“Our analyses suggest that botulinum toxin A may be associated with improvement in the frequency of chronic migraine and chronic daily headaches, but not with improvement in the frequency of episodic migraine, chronic tension-type headaches, or episodic tension-type headaches. However, the association of botulinum toxin A with clinical benefit was small,” said Dr. Jackson.
Also, compared with placebo, there were more side effects associated with Botox: drooping upper eyelid, skin tightness, neck stiffness, muscle weakness, and neck pain.
Migraine and tension-type headaches are common, affecting up to 42 percent of adults sometime in their life. Migraines are less common, with a worldwide prevalence of 8 to 18 percent, but are associated with greater disability.
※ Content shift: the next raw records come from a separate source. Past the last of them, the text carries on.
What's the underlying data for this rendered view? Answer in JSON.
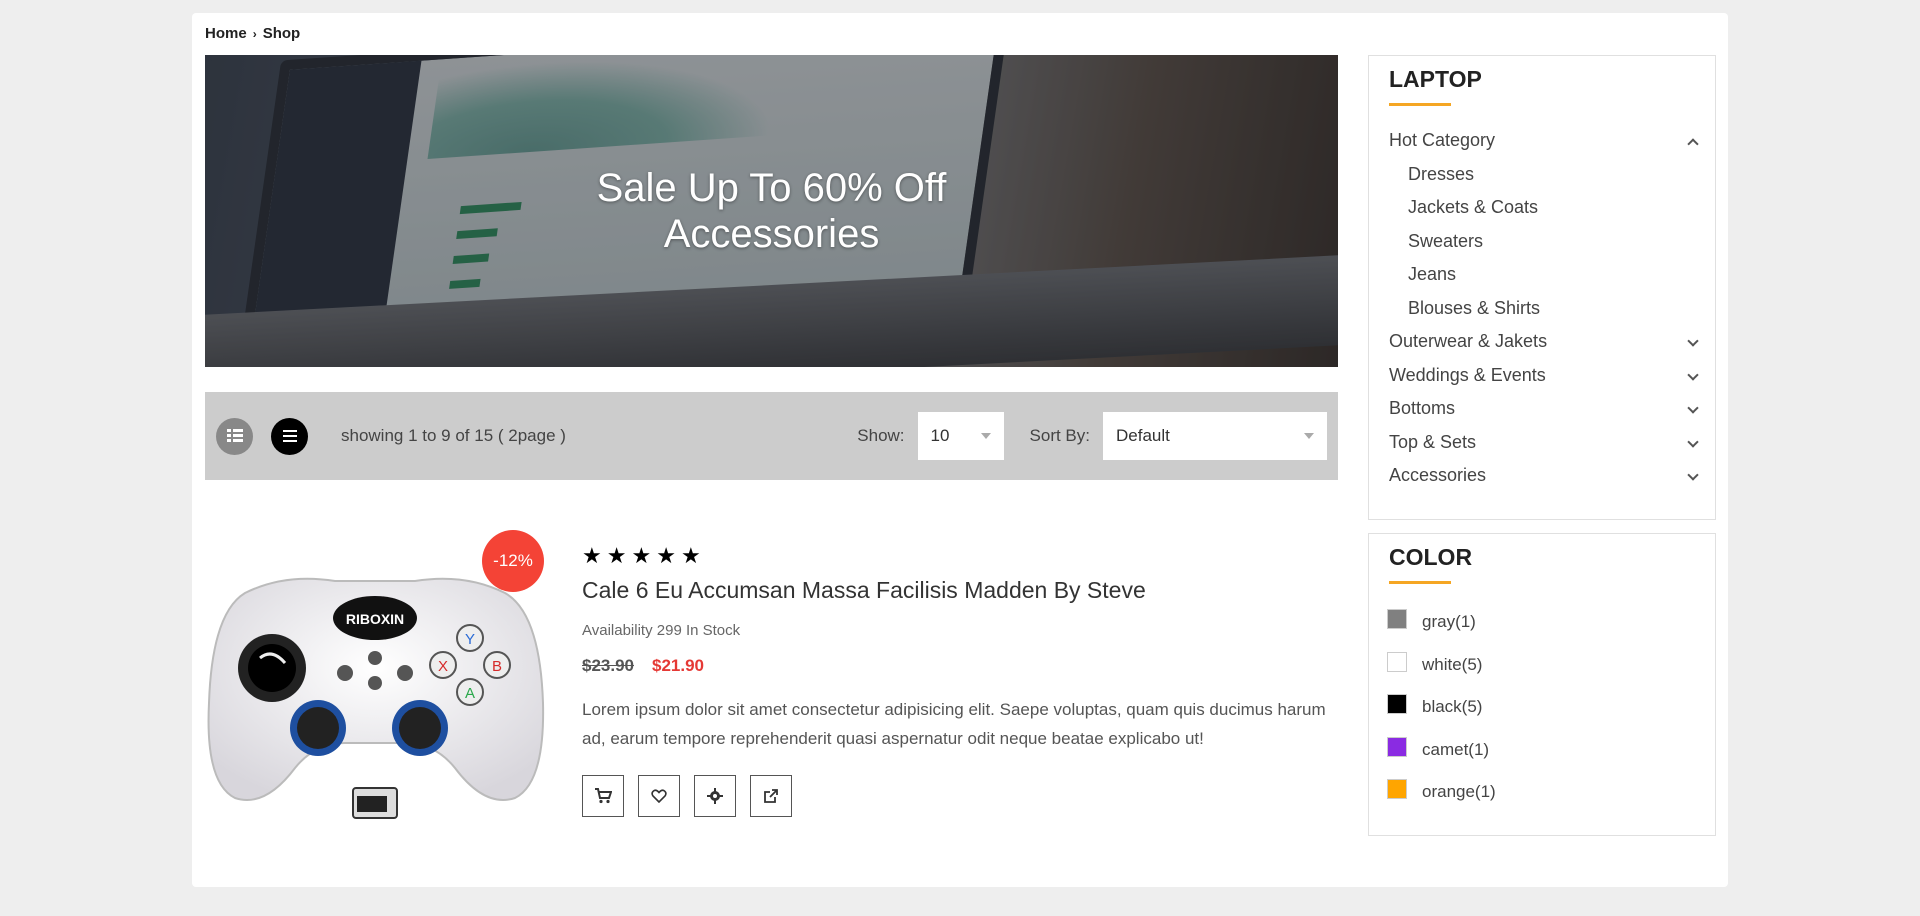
{
  "breadcrumb": {
    "home": "Home",
    "separator": "›",
    "current": "Shop"
  },
  "banner": {
    "line1": "Sale Up To 60% Off",
    "line2": "Accessories"
  },
  "toolbar": {
    "showing": "showing 1 to 9 of 15 ( 2page )",
    "show_label": "Show:",
    "show_value": "10",
    "sort_label": "Sort By:",
    "sort_value": "Default"
  },
  "product": {
    "discount": "-12%",
    "rating": 5,
    "title": "Cale 6 Eu Accumsan Massa Facilisis Madden By Steve",
    "availability": "Availability 299 In Stock",
    "old_price": "$23.90",
    "new_price": "$21.90",
    "description": "Lorem ipsum dolor sit amet consectetur adipisicing elit. Saepe voluptas, quam quis ducimus harum ad, earum tempore reprehenderit quasi aspernatur odit neque beatae explicabo ut!",
    "image_label": "RIBOXIN",
    "actions": [
      "cart-icon",
      "heart-icon",
      "gear-icon",
      "external-link-icon"
    ]
  },
  "sidebar": {
    "laptop_title": "LAPTOP",
    "categories": [
      {
        "label": "Hot Category",
        "expanded": true
      },
      {
        "label": "Dresses",
        "sub": true
      },
      {
        "label": "Jackets & Coats",
        "sub": true
      },
      {
        "label": "Sweaters",
        "sub": true
      },
      {
        "label": "Jeans",
        "sub": true
      },
      {
        "label": "Blouses & Shirts",
        "sub": true
      },
      {
        "label": "Outerwear & Jakets"
      },
      {
        "label": "Weddings & Events"
      },
      {
        "label": "Bottoms"
      },
      {
        "label": "Top & Sets"
      },
      {
        "label": "Accessories"
      }
    ],
    "color_title": "COLOR",
    "colors": [
      {
        "label": "gray(1)",
        "hex": "#808080"
      },
      {
        "label": "white(5)",
        "hex": "#ffffff"
      },
      {
        "label": "black(5)",
        "hex": "#000000"
      },
      {
        "label": "camet(1)",
        "hex": "#8a2be2"
      },
      {
        "label": "orange(1)",
        "hex": "#ffa500"
      }
    ]
  },
  "colors": {
    "accent": "#f5a623",
    "sale": "#f44336",
    "price": "#e53935"
  }
}
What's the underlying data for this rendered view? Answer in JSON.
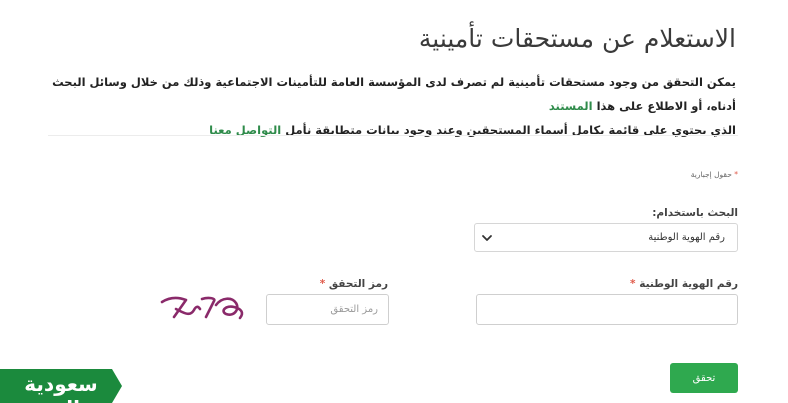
{
  "page": {
    "title": "الاستعلام عن مستحقات تأمينية",
    "intro": {
      "line1_part1": "يمكن التحقق من وجود مستحقات تأمينية لم تصرف لدى المؤسسة العامة للتأمينات الاجتماعية وذلك من خلال وسائل البحث أدناه، أو الاطلاع على هذا ",
      "line1_link": "المستند",
      "line2_part1": "الذي يحتوي على قائمة بكامل أسماء المستحقين وعند وجود بيانات متطابقة نأمل ",
      "line2_link": "التواصل معنا"
    },
    "required_note_star": "*",
    "required_note": "حقول إجبارية"
  },
  "form": {
    "search_by_label": "البحث باستخدام:",
    "search_by_value": "رقم الهوية الوطنية",
    "national_id_label": "رقم الهوية الوطنية",
    "national_id_star": "*",
    "national_id_value": "",
    "captcha_label": "رمز التحقق",
    "captcha_star": "*",
    "captcha_placeholder": "رمز التحقق",
    "captcha_value": "",
    "captcha_image_text": "7V78",
    "submit_label": "تحقق"
  },
  "logo": {
    "text": "سعودية العز"
  },
  "colors": {
    "accent": "#2fa94f",
    "link": "#2e8b4a",
    "required": "#e05a4a",
    "logo_band": "#1b8a3d",
    "captcha_ink": "#8a2a6a"
  },
  "icons": {
    "select_chevron": "chevron-down-icon"
  }
}
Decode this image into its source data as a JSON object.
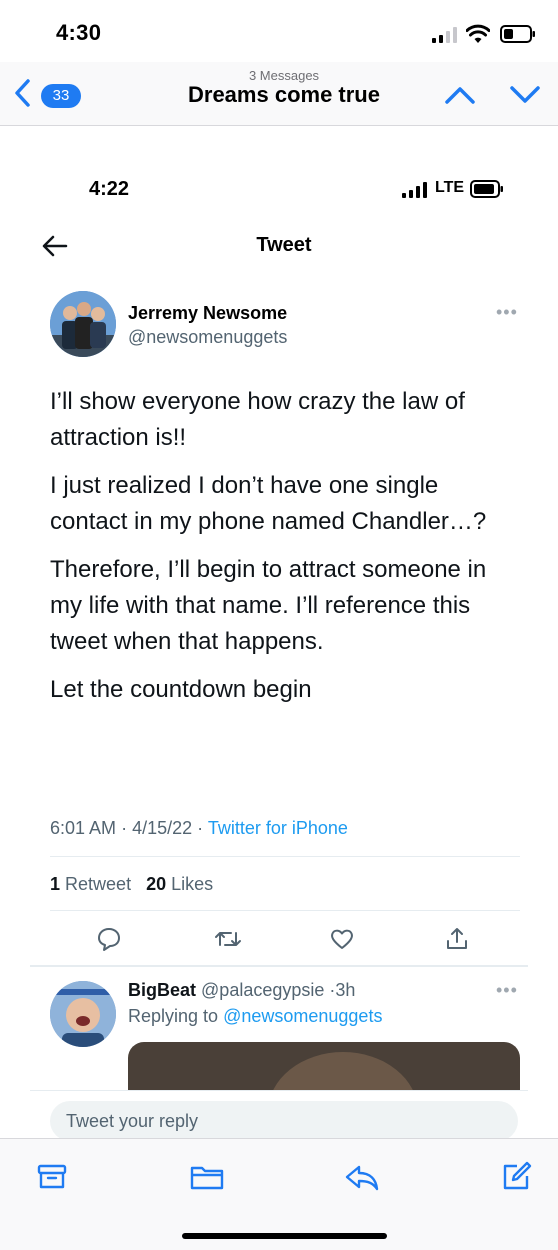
{
  "status_bar": {
    "time": "4:30"
  },
  "mail_nav": {
    "back_count": "33",
    "subtitle": "3 Messages",
    "title": "Dreams come true"
  },
  "embedded": {
    "status": {
      "time": "4:22",
      "network": "LTE"
    },
    "header_title": "Tweet",
    "tweet": {
      "author_name": "Jerremy Newsome",
      "author_handle": "@newsomenuggets",
      "paragraphs": [
        "I’ll show everyone how crazy the law of attraction is!!",
        "I just realized I don’t have one single contact in my phone named Chandler…?",
        "Therefore, I’ll begin to attract someone in my life with that name. I’ll reference this tweet when that happens.",
        "Let the countdown begin"
      ],
      "time": "6:01 AM",
      "date": "4/15/22",
      "source": "Twitter for iPhone",
      "retweets": "1",
      "retweets_label": "Retweet",
      "likes": "20",
      "likes_label": "Likes"
    },
    "reply": {
      "name": "BigBeat",
      "handle": "@palacegypsie",
      "age": "3h",
      "replying_to_label": "Replying to",
      "replying_to": "@newsomenuggets"
    },
    "reply_placeholder": "Tweet your reply"
  },
  "toolbar": {
    "icons": [
      "archive-icon",
      "folder-icon",
      "reply-icon",
      "compose-icon"
    ]
  },
  "colors": {
    "ios_blue": "#1f7bf2",
    "twitter_blue": "#1d9bf0",
    "muted": "#536471"
  }
}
Migraine headaches are responsible for $1 billion in medical costs and $16 billion in lost productivity per year in the United States alone.
Botox injections were first proposed as headache treatment when it was observed that patients with chronic headaches receiving cosmetic botulinum injections experienced headache improvement. However, the medical literature on botulinum effectiveness for headaches has been mixed.
Dr. Jackson’s team found a reduction in the number of headaches per month from 19.5 to 17.2 for chronic migraine and from 17.5 to 15.4 for chronic daily headaches in patients receiving Botox injections.